Records to use
>>>>>
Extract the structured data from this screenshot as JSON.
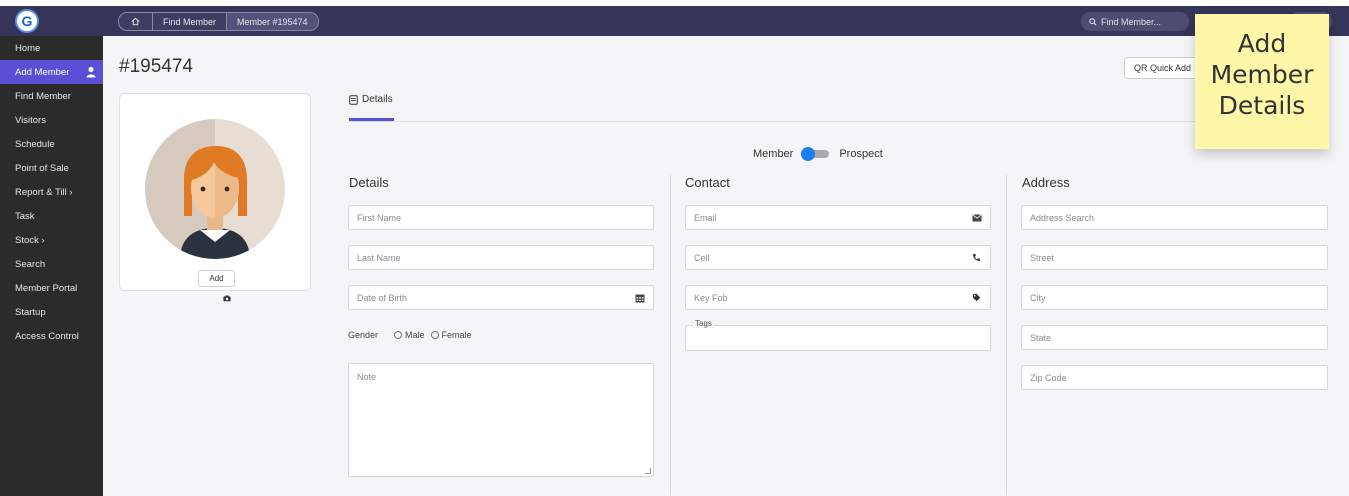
{
  "topbar": {
    "logo_letter": "G",
    "breadcrumbs": [
      "Find Member",
      "Member #195474"
    ],
    "search_placeholder": "Find Member..."
  },
  "sidebar": {
    "items": [
      {
        "label": "Home"
      },
      {
        "label": "Add Member"
      },
      {
        "label": "Find Member"
      },
      {
        "label": "Visitors"
      },
      {
        "label": "Schedule"
      },
      {
        "label": "Point of Sale"
      },
      {
        "label": "Report & Till ›"
      },
      {
        "label": "Task"
      },
      {
        "label": "Stock ›"
      },
      {
        "label": "Search"
      },
      {
        "label": "Member Portal"
      },
      {
        "label": "Startup"
      },
      {
        "label": "Access Control"
      }
    ],
    "active_index": 1
  },
  "page": {
    "title": "#195474",
    "qr_button": "QR Quick Add",
    "add_photo": "Add",
    "tab": "Details"
  },
  "toggle": {
    "left_label": "Member",
    "right_label": "Prospect"
  },
  "details": {
    "heading": "Details",
    "first_name": "First Name",
    "last_name": "Last Name",
    "dob": "Date of Birth",
    "gender_label": "Gender",
    "gender_options": [
      "Male",
      "Female"
    ],
    "note": "Note"
  },
  "contact": {
    "heading": "Contact",
    "email": "Email",
    "cell": "Cell",
    "key_fob": "Key Fob",
    "tags": "Tags"
  },
  "address": {
    "heading": "Address",
    "search": "Address Search",
    "street": "Street",
    "city": "City",
    "state": "State",
    "zip": "Zip Code"
  },
  "sticky_note": {
    "lines": [
      "Add",
      "Member",
      "Details"
    ]
  },
  "colors": {
    "topbar": "#35355a",
    "sidebar": "#2b2b2b",
    "accent": "#5b4fd6",
    "toggle": "#1f7cf0",
    "sticky": "#fff7a8"
  }
}
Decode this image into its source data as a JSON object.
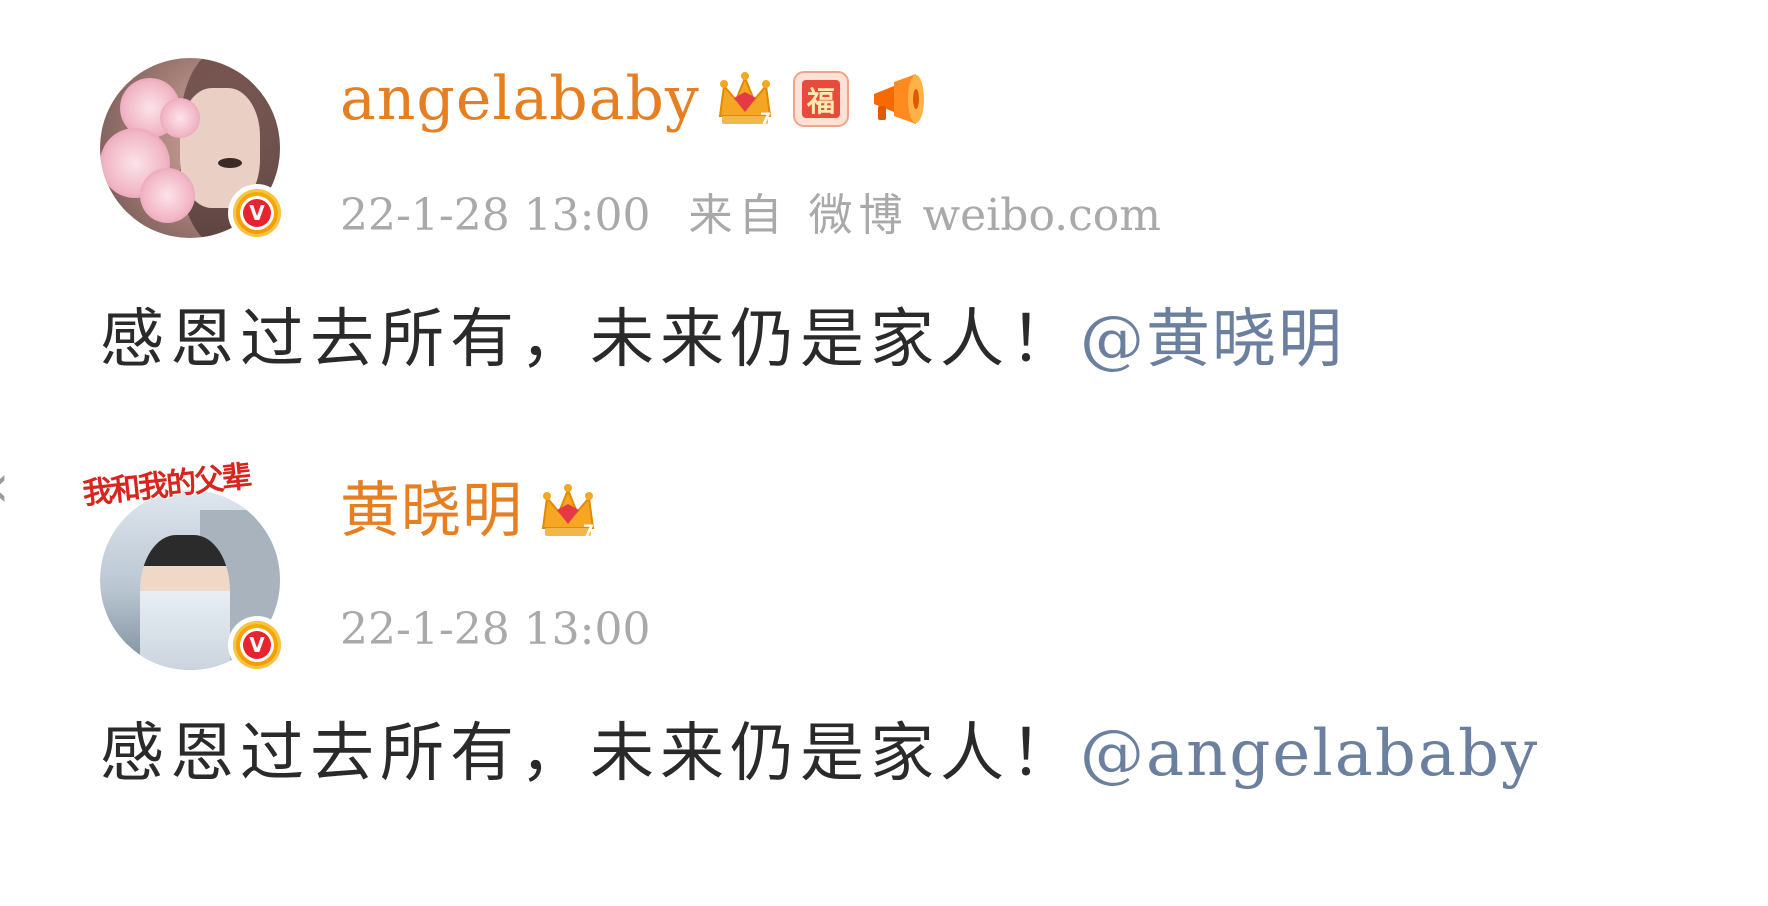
{
  "posts": [
    {
      "username": "angelababy",
      "badges": [
        "crown-vip-icon",
        "fu-badge-icon",
        "megaphone-icon"
      ],
      "timestamp": "22-1-28 13:00",
      "source_label": "来自 微博",
      "source_site": "weibo.com",
      "content_text": "感恩过去所有，未来仍是家人！",
      "mention": "@黄晓明",
      "verified": true
    },
    {
      "username": "黄晓明",
      "avatar_title": "我和我的父辈",
      "badges": [
        "crown-vip-icon"
      ],
      "timestamp": "22-1-28 13:00",
      "content_text": "感恩过去所有，未来仍是家人！",
      "mention": "@angelababy",
      "verified": true
    }
  ],
  "colors": {
    "username": "#e67e22",
    "timestamp": "#a9a9a9",
    "content": "#2a2a2a",
    "mention": "#6b7f9e",
    "verified_badge": "#f39a00"
  },
  "edge": {
    "chevron": "‹"
  }
}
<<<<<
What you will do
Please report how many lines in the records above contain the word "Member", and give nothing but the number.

Answer to the problem
8